2018 New York State Boater's Guide - 34
to a half mile or more to come to a complete stop. Never put yourself in a position where a vessel needs to execute an emergency
maneuver in order to avoid running you down. When meeting any
large vessel on the water, a little courtesy goes a long way.
Speaking of large vessels and the water they displace, never
haul or launch your boat at a ramp when these larger vessels are
transiting. The large amounts of water they displace may cause a
surge in the water level which may not only damage your property
but may also endanger your life as well. The same rule holds for
swimming. If you see a large vessel approaching, get out of the
water. The suction effect caused by these large boats may pull you
way out into the river.
Absolutely never attempt to pass between a tug and its tow.
The tow line may not be visible however it may just be below the
surface ready to take up and become taut at any time.
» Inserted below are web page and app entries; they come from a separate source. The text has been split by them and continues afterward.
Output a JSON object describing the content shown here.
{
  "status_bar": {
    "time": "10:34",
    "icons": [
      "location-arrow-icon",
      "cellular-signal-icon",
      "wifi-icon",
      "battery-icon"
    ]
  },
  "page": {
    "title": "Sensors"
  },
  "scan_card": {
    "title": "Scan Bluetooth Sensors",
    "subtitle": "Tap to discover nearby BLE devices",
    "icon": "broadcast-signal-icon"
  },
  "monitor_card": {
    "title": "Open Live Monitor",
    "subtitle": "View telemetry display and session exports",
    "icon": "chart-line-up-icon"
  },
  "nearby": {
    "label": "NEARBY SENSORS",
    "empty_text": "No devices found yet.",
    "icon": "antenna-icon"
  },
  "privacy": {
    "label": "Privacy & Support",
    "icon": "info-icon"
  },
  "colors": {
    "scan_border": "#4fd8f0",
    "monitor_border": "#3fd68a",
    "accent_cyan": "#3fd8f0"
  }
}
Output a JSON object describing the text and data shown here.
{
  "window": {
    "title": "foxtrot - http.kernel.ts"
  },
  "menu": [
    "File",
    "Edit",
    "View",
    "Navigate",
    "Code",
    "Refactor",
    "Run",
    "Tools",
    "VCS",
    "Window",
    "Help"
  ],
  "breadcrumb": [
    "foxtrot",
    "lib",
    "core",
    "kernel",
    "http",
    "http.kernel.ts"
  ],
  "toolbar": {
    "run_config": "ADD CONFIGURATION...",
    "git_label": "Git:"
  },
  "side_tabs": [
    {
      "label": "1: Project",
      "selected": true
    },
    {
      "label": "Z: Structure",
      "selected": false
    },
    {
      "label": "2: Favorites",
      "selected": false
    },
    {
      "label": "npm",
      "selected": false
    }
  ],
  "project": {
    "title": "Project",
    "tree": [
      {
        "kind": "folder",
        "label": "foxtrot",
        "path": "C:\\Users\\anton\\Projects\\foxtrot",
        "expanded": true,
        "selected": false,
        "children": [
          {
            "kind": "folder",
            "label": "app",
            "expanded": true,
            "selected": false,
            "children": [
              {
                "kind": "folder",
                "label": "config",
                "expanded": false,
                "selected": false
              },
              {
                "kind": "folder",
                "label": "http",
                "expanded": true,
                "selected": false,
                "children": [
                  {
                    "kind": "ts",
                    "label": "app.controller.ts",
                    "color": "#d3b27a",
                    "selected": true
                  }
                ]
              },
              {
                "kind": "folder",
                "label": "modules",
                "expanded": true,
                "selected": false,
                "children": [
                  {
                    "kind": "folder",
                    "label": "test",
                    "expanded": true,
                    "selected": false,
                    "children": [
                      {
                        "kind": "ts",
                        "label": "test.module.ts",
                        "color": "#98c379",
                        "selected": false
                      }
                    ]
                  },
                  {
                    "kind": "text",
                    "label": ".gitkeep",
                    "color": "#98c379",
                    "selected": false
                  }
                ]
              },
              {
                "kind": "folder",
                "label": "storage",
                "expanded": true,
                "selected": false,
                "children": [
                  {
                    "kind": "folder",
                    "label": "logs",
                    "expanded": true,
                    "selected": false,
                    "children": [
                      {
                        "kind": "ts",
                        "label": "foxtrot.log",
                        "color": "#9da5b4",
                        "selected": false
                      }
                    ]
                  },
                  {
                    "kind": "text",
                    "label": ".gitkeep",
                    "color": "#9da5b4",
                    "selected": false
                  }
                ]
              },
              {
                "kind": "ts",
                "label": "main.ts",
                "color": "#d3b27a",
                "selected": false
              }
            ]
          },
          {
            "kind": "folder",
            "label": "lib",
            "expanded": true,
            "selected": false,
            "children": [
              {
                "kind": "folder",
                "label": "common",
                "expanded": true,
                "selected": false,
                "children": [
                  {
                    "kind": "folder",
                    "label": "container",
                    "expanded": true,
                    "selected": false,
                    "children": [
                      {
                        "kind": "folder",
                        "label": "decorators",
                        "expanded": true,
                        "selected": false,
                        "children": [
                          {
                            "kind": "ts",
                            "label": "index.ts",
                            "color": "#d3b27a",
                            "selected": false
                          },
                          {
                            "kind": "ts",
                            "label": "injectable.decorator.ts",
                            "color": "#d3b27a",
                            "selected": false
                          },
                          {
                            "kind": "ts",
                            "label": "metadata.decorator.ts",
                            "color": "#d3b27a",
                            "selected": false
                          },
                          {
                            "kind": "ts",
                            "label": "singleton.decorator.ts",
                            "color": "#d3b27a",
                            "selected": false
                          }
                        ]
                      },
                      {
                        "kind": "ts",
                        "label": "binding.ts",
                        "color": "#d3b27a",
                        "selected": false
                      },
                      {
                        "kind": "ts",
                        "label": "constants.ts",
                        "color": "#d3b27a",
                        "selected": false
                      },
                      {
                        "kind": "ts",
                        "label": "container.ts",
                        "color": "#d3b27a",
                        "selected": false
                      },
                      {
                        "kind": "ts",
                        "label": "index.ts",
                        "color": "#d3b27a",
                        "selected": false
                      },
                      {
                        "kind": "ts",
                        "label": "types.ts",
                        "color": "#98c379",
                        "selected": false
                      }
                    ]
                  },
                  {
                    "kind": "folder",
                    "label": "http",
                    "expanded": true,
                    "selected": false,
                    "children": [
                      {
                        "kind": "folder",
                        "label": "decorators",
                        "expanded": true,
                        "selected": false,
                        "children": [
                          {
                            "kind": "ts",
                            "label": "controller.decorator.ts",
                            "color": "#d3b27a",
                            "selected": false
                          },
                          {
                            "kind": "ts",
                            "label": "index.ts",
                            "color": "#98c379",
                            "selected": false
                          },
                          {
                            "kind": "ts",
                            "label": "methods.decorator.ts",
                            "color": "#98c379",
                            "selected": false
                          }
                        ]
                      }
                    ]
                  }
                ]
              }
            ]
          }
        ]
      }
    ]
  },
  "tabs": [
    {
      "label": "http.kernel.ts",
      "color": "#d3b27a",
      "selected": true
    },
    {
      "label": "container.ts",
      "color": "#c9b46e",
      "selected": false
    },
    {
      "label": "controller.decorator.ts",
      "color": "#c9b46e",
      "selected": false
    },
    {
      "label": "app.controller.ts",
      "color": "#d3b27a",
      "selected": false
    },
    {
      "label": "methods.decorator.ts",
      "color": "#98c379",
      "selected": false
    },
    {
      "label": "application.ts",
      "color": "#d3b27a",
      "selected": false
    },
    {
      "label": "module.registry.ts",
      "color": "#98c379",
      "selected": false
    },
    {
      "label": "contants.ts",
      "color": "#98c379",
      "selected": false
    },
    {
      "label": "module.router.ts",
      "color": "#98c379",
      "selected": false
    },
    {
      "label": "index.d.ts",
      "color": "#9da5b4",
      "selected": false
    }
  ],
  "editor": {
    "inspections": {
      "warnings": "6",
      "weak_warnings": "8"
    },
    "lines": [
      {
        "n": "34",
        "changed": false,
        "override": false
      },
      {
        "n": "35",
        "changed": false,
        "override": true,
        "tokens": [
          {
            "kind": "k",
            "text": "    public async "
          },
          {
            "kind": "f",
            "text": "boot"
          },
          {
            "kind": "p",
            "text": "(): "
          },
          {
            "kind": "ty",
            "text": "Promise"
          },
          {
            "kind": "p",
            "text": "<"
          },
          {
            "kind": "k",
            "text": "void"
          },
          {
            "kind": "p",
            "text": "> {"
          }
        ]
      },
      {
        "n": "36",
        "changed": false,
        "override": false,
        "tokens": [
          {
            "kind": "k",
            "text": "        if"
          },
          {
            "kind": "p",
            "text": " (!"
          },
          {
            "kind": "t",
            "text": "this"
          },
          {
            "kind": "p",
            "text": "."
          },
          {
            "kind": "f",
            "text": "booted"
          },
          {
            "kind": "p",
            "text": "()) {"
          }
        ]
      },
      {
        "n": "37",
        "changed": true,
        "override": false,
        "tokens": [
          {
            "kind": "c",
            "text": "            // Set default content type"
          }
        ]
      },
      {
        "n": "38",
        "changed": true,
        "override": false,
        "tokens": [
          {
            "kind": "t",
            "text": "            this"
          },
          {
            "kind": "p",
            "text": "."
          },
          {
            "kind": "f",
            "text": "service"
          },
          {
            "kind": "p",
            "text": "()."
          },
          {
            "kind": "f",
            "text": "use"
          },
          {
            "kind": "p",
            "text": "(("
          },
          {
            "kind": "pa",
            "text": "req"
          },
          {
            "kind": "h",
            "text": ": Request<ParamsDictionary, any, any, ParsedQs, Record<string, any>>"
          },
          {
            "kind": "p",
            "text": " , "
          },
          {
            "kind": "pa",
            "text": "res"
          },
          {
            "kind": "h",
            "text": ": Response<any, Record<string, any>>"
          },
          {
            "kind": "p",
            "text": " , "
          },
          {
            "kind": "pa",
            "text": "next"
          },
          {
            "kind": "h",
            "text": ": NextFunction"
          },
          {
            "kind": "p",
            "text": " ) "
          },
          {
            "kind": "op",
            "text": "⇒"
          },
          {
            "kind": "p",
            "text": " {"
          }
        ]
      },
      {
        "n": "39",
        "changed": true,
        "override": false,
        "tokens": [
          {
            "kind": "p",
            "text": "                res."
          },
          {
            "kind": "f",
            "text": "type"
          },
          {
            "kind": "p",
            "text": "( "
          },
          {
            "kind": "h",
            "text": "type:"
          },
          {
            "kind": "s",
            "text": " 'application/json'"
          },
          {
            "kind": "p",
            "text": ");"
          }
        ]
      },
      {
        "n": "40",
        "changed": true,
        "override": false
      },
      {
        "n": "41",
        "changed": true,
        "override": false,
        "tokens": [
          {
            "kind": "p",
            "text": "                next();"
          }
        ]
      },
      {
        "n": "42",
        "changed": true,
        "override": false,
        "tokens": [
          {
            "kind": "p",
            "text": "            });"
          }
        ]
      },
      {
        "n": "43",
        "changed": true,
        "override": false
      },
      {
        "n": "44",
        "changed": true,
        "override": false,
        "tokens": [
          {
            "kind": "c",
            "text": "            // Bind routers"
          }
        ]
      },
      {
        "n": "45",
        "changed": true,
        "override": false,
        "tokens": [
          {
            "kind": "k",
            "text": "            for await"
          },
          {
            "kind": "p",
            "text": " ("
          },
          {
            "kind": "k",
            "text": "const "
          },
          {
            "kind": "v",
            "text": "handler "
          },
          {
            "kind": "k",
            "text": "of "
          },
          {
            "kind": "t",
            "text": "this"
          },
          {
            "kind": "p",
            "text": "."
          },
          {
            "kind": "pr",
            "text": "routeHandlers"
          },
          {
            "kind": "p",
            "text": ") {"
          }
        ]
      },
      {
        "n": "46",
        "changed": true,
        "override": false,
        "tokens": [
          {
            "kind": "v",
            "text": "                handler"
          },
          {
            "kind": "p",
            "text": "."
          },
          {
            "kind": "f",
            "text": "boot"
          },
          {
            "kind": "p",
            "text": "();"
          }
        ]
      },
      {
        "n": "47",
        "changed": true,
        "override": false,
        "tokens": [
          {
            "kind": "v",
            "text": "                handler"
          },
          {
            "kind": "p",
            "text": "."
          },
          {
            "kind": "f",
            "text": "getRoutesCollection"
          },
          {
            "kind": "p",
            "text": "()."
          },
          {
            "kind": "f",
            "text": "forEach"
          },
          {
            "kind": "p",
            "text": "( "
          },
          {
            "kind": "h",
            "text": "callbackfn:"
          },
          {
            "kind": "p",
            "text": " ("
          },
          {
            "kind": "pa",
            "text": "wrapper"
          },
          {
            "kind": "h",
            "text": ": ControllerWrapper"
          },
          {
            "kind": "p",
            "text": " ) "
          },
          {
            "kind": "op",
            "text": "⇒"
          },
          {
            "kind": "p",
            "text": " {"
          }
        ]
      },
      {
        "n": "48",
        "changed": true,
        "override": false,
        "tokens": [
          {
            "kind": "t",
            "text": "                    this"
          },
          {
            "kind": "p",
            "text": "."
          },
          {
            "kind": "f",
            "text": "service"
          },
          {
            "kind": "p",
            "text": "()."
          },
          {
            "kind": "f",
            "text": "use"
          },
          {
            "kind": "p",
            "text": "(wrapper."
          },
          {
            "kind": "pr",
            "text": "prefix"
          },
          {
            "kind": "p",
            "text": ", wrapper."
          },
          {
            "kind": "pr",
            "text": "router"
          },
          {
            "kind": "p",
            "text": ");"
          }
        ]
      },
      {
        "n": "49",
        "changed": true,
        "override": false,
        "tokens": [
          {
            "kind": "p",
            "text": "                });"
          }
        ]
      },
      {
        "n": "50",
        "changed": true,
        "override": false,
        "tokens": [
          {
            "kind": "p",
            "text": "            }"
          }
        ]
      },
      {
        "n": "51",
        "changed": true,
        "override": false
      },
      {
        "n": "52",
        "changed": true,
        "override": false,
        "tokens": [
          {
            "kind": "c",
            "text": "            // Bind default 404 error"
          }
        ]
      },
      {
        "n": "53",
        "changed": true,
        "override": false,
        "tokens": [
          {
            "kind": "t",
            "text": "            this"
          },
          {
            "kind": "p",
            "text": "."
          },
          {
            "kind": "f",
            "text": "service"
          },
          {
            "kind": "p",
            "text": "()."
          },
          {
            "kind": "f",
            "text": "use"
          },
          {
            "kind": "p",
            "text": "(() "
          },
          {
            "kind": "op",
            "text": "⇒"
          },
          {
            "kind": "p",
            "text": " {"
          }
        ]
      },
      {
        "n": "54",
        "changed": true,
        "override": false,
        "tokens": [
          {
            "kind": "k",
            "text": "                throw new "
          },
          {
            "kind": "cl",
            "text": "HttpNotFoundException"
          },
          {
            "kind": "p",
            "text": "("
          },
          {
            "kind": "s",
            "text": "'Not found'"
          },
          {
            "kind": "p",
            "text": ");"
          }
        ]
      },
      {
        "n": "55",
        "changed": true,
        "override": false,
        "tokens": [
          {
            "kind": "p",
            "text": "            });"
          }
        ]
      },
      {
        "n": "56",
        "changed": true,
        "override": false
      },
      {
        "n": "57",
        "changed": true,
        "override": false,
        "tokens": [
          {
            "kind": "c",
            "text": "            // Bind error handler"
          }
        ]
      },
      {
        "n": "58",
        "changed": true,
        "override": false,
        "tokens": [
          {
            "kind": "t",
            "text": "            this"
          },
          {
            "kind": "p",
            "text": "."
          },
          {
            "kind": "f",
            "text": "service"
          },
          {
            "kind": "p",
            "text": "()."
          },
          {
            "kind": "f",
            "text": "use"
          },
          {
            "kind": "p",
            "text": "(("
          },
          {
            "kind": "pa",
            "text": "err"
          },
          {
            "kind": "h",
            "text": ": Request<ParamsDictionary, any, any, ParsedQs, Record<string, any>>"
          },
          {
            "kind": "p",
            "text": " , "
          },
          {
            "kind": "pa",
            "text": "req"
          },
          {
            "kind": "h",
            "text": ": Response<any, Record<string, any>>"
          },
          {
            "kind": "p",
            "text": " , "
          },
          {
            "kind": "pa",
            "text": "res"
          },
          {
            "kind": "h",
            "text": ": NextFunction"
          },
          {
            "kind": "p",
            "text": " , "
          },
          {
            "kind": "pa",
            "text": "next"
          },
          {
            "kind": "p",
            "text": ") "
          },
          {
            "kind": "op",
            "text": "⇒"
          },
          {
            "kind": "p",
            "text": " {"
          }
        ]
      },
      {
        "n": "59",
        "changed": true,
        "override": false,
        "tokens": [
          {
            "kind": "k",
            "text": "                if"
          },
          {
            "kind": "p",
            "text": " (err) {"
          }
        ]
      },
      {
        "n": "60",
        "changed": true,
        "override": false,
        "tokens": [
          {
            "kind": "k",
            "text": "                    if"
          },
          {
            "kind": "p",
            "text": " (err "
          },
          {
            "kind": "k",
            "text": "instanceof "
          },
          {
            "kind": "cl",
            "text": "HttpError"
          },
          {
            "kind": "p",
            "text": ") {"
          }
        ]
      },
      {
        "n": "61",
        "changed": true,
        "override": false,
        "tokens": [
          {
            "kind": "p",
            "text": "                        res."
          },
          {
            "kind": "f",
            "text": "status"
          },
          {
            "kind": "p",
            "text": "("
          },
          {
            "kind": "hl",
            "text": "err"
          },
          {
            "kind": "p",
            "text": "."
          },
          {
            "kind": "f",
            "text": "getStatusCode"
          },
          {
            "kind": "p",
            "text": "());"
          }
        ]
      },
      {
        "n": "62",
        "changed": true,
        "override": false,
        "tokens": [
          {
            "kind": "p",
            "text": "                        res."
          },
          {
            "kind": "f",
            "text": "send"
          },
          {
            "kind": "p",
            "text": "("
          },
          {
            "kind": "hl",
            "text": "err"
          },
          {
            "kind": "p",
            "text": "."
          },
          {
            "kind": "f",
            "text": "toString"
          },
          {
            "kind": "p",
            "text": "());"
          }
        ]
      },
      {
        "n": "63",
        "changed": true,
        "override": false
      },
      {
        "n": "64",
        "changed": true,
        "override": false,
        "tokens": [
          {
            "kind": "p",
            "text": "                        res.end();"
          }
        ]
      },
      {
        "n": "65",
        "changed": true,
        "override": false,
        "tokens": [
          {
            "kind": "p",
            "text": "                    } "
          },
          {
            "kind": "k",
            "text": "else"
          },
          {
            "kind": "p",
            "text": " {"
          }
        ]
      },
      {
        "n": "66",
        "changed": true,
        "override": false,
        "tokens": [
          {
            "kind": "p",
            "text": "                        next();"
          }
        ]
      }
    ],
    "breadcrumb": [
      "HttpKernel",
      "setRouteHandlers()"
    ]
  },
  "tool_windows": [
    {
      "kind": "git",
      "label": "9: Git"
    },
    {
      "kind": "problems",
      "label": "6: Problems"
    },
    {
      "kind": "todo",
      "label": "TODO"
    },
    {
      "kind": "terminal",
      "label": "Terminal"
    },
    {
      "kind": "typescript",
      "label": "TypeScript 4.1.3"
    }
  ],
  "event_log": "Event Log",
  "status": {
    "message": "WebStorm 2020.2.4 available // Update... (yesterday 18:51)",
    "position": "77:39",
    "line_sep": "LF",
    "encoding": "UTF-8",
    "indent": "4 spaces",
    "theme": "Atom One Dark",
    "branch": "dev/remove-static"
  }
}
The force
of a cable is easily capable of flipping or splitting your boat. Learn
the signals displayed by these vessels and stay well clear of tugs,
their tows and any cables.
Aids to Navigation
In New York State navigational aids are placed by either the State
of New York or the federal government. The red and green markers indicate the right and left sides of the channel. Boaters should
always remember the old adage, red right returning. This means
that the red buoys mark the right side of the channel whenever we
are returning from sea or proceeding toward the head of navigation
The reverse would be true when heading back to the sea. Always
remember to pass safely between the red and green buoys in order
to ensure safe water, deep enough to permit navigation. In addition
you may see several regulatory markers which designate direction,
speed, danger, etc. These aids are always white with bright orange
stripes and legends emblazoned upon the buoy.
Information & Regulatory Markers